I think on the planning side, meeting and event planners need to be more concise with their RFPs and stay involved in the sourcing process. Narrow your focus to what could work for your group instead of sending out a scattershot call for bids. 
If planners do outsource their site selection process, they need to ask their vendor how the RFP process is conducted.  Some large independent third party franchises teach their people to send massive amounts of RFPs out rather than targeting their requests with the philosophy that more options will increase the chance of securing lower rates. I think that all it does is perpetuate the lead spam problem and shows a disregard for what makes a group unique. That's why I (and many independent planners) draw a big distinction between these big-box third parties and boutique planning firms. 

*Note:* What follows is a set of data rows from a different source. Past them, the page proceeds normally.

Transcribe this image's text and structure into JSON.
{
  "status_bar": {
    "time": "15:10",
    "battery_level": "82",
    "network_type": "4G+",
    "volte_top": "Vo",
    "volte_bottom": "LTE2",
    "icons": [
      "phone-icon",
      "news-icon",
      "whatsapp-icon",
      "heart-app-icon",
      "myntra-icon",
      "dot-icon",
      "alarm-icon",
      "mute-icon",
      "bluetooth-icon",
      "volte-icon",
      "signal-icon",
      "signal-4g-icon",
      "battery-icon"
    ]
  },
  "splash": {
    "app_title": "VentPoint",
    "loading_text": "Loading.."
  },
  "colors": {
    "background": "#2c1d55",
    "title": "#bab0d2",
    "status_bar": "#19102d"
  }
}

Hoteliers often carp about how bad and incomplete the RFPs they get from planners are. But I hear the same thing from planners: that what they receive from the hotels aren't filled out or filled out wrong. The CIC tried years ago to standardize RFPs with APEX software to streamline the process, but the only really attractive user-friendly version I've seen is what Zentila launched this year.  
That's key: You've got to make things simple, easy and fun to use, otherwise the people planning meetings are going to continue to abandon this part of the process. When they do, it falls to the third parties and independents who are just trying to get business and make a commission, which creates the vicious lead-spam cycle.

We thank Kristi for bringing us these insightful comments.